(Data extracted from a collection)
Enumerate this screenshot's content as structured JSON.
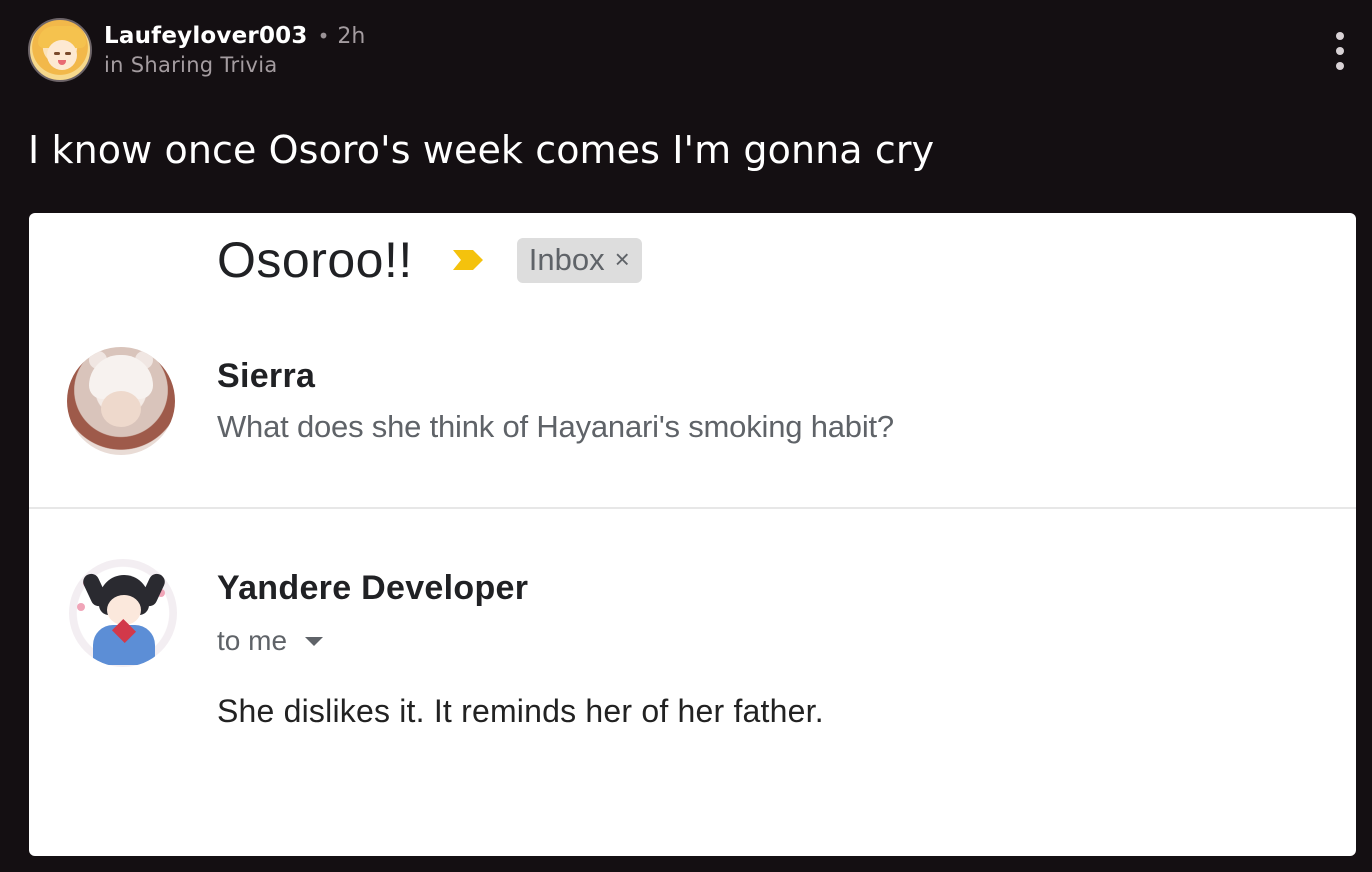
{
  "post": {
    "username": "Laufeylover003",
    "separator": "•",
    "time": "2h",
    "community": "in Sharing Trivia",
    "caption": "I know once Osoro's week comes I'm gonna cry"
  },
  "email": {
    "subject": "Osoroo!!",
    "label_chip": "Inbox",
    "label_chip_close": "×",
    "importance_color": "#f4c20d",
    "messages": [
      {
        "sender": "Sierra",
        "snippet": "What does she think of Hayanari's smoking habit?"
      },
      {
        "sender": "Yandere Developer",
        "recipient": "to me",
        "body": "She dislikes it. It reminds her of her father."
      }
    ]
  },
  "icons": [
    "more-vertical-icon",
    "importance-marker-icon",
    "chevron-down-icon"
  ]
}
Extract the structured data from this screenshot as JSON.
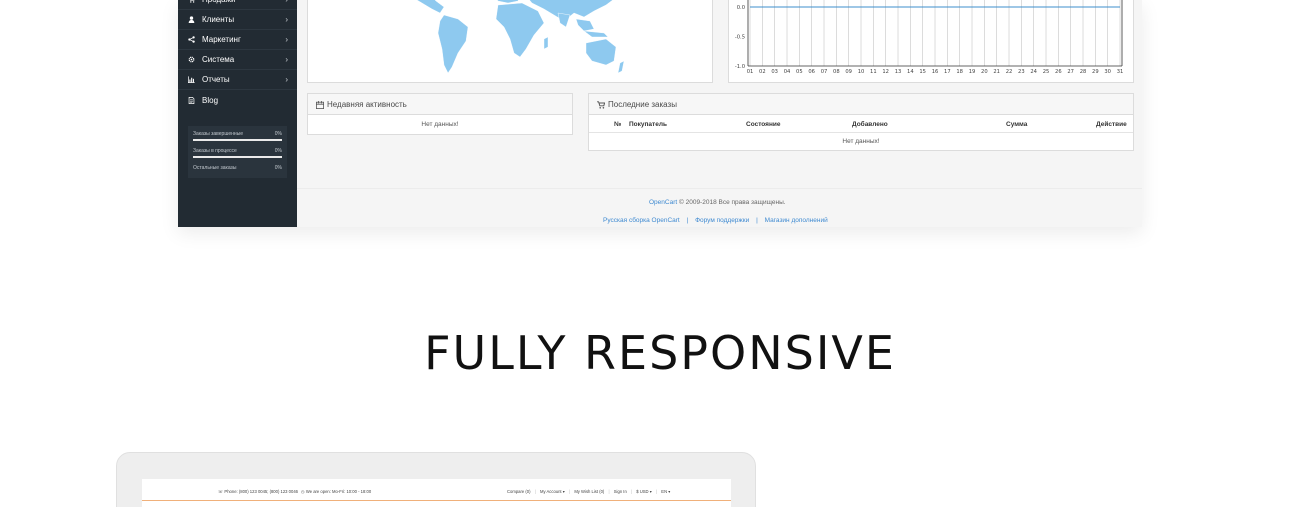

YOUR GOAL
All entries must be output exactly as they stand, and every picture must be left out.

RESPONSE BOX
Enumerate this screenshot's content as structured JSON.
{
  "post": {
    "username": "Laufeylover003",
    "separator": "•",
    "time": "2h",
    "community": "in Sharing Trivia",
    "caption": "I know once Osoro's week comes I'm gonna cry"
  },
  "email": {
    "subject": "Osoroo!!",
    "label_chip": "Inbox",
    "label_chip_close": "×",
    "importance_color": "#f4c20d",
    "messages": [
      {
        "sender": "Sierra",
        "snippet": "What does she think of Hayanari's smoking habit?"
      },
      {
        "sender": "Yandere Developer",
        "recipient": "to me",
        "body": "She dislikes it. It reminds her of her father."
      }
    ]
  },
  "icons": [
    "more-vertical-icon",
    "importance-marker-icon",
    "chevron-down-icon"
  ]
}
Extract the structured data from this screenshot as JSON.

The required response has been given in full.